> _WHAT THIS TASK INVOLVES_
Filter the records below for the word "header". Keep each line that has it.

EXTRACTED ENTRIES below:

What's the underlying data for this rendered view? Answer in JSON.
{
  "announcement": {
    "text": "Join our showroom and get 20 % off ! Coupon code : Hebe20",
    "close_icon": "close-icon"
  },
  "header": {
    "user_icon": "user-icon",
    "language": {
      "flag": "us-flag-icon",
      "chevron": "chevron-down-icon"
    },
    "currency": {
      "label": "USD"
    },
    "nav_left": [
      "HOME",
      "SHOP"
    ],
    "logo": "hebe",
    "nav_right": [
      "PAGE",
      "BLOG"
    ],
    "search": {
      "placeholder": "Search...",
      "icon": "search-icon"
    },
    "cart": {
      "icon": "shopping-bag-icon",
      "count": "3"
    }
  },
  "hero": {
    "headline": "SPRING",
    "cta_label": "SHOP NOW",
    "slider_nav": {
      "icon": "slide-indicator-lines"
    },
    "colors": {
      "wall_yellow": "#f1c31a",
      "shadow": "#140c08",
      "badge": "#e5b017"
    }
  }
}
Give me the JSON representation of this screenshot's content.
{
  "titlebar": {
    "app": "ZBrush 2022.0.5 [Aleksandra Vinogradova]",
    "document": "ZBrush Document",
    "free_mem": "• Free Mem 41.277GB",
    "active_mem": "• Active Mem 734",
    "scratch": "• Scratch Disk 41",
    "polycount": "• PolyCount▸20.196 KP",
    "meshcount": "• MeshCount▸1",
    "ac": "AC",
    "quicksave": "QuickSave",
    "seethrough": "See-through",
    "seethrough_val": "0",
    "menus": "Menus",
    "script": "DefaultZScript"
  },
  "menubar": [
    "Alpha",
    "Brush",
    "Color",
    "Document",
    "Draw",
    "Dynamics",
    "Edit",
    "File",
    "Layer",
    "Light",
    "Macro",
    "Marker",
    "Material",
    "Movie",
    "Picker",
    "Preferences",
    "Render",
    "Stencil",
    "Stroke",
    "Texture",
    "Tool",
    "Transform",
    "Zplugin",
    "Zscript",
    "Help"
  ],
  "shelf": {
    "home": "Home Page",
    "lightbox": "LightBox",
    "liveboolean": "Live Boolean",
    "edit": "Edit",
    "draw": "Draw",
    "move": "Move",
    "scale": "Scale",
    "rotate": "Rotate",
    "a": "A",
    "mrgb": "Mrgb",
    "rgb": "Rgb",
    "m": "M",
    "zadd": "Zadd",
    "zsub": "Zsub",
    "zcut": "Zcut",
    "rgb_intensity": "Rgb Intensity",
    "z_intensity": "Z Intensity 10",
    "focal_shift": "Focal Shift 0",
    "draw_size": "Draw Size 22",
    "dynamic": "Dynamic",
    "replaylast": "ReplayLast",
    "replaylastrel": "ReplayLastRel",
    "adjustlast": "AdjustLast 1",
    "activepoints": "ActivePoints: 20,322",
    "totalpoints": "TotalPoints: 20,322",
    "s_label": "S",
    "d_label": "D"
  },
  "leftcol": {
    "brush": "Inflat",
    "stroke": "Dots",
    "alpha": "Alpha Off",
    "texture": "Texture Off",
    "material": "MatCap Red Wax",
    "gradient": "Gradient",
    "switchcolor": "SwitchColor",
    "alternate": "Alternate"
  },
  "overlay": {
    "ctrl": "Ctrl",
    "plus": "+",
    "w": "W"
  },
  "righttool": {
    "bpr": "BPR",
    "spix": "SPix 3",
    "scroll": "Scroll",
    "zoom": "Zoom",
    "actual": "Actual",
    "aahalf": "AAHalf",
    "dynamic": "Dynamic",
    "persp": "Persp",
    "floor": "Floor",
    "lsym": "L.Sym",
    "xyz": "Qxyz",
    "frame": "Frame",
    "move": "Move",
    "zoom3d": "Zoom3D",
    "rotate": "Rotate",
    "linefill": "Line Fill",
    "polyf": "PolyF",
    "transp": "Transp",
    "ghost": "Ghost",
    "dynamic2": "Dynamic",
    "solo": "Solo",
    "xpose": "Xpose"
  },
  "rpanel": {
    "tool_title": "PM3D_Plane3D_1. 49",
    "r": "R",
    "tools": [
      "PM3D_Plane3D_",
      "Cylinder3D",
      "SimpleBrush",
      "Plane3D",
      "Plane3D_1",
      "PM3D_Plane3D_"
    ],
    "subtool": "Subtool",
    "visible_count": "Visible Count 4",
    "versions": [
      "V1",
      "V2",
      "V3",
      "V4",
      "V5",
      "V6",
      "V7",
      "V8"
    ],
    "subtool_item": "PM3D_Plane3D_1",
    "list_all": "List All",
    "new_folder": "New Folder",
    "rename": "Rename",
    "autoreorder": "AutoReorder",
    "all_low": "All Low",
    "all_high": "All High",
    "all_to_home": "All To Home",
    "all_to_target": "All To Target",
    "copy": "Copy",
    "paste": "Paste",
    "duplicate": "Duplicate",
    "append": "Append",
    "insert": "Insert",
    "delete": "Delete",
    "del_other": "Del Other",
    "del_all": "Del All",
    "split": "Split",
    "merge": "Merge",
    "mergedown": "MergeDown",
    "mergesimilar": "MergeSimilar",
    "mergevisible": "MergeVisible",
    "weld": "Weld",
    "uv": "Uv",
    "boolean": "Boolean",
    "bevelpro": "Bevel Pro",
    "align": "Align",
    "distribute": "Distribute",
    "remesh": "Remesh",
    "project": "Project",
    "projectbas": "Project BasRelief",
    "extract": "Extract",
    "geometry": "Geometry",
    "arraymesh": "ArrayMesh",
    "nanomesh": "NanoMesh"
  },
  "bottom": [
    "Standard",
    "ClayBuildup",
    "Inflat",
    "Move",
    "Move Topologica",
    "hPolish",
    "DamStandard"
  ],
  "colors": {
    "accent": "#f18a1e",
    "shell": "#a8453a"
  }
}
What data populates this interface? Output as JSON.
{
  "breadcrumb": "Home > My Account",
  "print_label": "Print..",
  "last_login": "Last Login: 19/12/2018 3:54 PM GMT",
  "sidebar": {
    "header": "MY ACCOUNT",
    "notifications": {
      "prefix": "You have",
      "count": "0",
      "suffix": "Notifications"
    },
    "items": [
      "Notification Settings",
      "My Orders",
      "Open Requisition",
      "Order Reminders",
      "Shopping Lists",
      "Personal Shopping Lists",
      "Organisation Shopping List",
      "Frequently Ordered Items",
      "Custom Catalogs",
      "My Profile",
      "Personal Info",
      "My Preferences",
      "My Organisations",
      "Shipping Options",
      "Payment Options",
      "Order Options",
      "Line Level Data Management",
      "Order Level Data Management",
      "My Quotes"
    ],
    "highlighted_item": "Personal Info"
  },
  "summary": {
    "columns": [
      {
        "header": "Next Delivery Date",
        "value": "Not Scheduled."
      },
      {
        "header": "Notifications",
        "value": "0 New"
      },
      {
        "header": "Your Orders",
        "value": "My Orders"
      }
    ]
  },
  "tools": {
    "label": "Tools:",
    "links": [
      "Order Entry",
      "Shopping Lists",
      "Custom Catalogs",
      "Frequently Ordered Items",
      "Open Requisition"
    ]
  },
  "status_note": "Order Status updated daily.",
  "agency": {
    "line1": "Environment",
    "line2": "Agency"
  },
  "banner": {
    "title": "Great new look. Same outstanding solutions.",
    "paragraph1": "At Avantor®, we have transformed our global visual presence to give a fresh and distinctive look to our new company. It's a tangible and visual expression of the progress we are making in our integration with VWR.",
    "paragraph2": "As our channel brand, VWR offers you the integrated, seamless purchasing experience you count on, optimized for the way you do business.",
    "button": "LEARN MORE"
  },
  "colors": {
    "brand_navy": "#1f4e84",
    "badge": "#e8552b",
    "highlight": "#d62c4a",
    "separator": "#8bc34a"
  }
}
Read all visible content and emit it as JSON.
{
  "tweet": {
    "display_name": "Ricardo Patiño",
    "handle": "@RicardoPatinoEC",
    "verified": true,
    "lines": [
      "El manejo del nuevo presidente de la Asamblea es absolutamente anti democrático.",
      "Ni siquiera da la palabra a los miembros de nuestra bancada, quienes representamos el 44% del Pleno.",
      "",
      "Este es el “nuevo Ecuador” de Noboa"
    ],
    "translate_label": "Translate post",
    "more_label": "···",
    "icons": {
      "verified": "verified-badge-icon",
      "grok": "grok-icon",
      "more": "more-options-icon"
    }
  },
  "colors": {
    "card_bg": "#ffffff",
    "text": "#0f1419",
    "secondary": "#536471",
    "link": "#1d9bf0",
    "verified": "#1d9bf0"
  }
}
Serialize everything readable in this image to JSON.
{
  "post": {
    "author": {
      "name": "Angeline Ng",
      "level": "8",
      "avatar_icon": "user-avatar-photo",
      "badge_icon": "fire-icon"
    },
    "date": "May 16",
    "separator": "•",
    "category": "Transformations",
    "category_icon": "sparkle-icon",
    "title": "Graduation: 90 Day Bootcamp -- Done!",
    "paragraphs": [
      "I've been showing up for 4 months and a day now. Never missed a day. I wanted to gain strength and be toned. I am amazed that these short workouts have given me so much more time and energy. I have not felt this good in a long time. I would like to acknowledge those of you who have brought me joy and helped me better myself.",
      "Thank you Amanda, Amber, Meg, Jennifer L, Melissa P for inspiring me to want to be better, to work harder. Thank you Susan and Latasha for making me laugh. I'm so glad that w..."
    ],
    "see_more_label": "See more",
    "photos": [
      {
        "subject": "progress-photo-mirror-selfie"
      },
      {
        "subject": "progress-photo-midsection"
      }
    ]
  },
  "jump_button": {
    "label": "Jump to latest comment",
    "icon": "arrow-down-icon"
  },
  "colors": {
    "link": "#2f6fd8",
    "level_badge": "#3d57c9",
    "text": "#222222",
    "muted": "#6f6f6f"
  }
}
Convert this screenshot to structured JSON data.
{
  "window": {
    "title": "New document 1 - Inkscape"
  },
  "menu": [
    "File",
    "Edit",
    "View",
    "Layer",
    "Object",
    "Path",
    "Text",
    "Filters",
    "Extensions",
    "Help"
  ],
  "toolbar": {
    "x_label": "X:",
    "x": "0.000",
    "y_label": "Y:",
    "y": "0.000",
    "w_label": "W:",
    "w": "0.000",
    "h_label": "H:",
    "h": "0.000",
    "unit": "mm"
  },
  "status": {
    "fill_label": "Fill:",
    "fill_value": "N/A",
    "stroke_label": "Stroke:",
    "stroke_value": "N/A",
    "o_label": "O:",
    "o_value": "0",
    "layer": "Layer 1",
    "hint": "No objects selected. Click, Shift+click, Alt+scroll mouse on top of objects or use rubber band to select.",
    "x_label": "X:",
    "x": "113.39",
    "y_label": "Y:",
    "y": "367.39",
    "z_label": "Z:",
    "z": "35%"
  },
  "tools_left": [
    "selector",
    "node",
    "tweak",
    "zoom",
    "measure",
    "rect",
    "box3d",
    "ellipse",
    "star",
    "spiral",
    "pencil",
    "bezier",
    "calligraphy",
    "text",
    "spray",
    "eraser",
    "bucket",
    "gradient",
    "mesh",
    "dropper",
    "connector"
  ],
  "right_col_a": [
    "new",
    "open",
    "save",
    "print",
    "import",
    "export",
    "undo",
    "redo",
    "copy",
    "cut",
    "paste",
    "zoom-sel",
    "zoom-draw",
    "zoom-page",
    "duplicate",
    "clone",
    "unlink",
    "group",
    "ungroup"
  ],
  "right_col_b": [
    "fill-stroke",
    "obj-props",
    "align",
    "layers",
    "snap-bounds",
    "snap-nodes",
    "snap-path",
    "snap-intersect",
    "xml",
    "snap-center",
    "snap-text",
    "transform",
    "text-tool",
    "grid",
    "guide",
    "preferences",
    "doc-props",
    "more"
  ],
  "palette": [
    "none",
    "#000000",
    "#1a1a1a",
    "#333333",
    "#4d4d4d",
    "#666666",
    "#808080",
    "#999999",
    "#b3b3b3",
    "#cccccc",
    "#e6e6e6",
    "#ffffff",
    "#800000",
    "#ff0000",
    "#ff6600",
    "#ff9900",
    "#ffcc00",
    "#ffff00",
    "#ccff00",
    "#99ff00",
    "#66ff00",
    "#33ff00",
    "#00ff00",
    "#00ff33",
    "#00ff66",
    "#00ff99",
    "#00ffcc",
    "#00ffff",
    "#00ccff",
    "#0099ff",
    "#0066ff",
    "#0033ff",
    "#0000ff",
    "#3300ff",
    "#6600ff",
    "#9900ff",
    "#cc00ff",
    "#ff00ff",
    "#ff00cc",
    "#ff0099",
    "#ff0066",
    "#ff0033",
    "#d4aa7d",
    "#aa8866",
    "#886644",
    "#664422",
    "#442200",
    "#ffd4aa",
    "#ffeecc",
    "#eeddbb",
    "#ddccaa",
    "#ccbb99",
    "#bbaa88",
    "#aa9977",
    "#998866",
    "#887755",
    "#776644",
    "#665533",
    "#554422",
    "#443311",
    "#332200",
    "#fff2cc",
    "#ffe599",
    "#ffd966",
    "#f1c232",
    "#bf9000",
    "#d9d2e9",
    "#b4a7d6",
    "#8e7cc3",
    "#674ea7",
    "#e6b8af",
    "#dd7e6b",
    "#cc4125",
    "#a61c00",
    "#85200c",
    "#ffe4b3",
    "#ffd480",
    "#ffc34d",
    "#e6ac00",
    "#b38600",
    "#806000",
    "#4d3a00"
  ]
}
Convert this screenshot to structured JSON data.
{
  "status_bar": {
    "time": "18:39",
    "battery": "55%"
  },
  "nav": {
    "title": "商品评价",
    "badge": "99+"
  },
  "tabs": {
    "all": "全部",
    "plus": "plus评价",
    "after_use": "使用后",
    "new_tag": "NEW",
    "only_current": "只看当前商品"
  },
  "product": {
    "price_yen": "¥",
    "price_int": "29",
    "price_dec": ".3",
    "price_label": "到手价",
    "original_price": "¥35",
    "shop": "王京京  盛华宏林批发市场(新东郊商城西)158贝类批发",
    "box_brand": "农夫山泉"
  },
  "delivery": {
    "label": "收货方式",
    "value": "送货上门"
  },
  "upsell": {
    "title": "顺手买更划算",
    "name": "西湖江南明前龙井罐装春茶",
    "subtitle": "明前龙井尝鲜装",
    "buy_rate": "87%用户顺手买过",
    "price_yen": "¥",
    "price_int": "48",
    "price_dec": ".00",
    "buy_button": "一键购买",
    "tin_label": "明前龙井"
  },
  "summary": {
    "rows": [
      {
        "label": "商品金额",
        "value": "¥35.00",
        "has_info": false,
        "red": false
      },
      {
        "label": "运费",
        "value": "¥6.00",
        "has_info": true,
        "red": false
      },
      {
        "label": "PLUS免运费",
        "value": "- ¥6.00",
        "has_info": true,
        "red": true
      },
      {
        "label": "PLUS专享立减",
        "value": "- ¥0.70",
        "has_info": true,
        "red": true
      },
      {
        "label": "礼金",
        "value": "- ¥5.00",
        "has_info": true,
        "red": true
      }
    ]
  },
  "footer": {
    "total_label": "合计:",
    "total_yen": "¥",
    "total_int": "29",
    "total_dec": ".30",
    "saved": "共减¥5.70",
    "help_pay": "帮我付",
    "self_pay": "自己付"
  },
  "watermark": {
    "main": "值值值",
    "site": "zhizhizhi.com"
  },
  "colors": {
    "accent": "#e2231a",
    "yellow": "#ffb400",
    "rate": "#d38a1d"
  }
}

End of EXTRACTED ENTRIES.

> _TASK RESULT_
  "header": {
    "header": "MY ACCOUNT",
        "header": "Next Delivery Date",
        "header": "Notifications",
        "header": "Your Orders",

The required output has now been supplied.